PROMPT:
Keyword search on "current": report each line of the records that contains it.

==================================================

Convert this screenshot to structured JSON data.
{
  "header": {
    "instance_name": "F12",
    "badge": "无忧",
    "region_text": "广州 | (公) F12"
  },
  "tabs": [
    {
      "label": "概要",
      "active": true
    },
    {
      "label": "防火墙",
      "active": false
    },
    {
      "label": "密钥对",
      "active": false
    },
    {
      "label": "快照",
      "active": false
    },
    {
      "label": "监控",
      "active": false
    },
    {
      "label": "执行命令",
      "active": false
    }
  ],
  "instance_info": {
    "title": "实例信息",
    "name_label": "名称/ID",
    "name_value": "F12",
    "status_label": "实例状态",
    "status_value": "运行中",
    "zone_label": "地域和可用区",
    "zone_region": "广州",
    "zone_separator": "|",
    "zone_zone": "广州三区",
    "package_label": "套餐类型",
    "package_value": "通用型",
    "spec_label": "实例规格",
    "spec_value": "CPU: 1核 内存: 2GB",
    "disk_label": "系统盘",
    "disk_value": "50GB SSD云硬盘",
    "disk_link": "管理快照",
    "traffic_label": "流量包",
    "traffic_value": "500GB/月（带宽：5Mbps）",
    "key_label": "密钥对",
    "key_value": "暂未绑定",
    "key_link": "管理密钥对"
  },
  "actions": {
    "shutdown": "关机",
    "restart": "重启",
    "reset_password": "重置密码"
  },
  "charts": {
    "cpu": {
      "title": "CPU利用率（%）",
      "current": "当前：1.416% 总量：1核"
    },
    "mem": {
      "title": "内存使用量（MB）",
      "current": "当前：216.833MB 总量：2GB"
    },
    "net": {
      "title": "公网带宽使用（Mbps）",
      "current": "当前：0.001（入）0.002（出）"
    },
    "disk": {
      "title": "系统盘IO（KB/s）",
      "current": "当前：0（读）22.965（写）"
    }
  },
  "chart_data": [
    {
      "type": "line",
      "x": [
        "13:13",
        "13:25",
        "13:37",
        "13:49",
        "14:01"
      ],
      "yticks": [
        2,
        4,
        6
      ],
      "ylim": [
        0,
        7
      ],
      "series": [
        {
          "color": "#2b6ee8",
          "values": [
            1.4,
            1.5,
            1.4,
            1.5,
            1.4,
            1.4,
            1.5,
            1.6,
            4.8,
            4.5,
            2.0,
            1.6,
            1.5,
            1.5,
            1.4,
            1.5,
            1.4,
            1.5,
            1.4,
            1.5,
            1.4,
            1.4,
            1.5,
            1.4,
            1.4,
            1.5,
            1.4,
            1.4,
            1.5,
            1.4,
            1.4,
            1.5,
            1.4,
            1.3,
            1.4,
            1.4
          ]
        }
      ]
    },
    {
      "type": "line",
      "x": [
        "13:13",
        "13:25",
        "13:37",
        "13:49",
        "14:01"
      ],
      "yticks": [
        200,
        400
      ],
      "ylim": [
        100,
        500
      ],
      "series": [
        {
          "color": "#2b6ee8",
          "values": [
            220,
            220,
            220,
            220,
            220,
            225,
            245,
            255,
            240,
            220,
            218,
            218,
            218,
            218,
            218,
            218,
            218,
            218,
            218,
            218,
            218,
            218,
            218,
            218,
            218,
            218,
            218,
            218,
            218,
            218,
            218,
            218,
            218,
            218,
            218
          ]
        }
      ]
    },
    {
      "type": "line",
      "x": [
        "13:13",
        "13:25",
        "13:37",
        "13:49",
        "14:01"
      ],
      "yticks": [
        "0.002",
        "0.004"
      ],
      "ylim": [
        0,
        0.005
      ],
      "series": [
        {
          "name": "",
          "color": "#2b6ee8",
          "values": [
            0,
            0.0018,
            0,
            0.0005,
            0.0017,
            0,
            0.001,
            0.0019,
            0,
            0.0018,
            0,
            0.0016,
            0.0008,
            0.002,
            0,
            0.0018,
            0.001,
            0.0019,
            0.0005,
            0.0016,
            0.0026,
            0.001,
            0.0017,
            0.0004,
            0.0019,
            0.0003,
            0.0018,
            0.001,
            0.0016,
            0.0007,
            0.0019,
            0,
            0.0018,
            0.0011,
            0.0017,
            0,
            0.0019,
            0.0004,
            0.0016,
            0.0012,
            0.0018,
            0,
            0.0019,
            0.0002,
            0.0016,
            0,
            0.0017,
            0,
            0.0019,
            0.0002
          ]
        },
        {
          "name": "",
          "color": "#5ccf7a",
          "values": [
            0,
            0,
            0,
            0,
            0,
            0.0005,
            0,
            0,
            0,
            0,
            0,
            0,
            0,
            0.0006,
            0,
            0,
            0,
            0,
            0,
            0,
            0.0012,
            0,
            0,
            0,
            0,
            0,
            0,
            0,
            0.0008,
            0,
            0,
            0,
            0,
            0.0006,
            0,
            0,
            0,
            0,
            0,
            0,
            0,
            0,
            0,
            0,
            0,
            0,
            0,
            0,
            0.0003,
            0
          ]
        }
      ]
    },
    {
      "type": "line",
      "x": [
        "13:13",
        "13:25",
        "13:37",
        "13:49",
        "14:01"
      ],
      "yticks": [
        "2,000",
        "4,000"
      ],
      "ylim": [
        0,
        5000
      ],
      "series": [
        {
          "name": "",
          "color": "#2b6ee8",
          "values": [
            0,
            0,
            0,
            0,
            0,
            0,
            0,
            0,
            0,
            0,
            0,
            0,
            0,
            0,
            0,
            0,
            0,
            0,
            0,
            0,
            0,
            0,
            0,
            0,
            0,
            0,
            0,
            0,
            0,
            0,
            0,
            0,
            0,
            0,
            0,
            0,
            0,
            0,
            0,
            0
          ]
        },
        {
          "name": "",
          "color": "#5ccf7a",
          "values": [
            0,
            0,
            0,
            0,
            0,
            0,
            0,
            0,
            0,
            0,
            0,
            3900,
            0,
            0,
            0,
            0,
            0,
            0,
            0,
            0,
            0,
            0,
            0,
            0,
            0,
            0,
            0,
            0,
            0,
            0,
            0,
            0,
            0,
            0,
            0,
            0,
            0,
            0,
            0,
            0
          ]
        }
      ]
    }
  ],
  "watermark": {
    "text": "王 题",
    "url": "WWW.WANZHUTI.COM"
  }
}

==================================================

EXERCISE ANSWER:
      "current": "当前：1.416% 总量：1核"
      "current": "当前：216.833MB 总量：2GB"
      "current": "当前：0.001（入）0.002（出）"
      "current": "当前：0（读）22.965（写）"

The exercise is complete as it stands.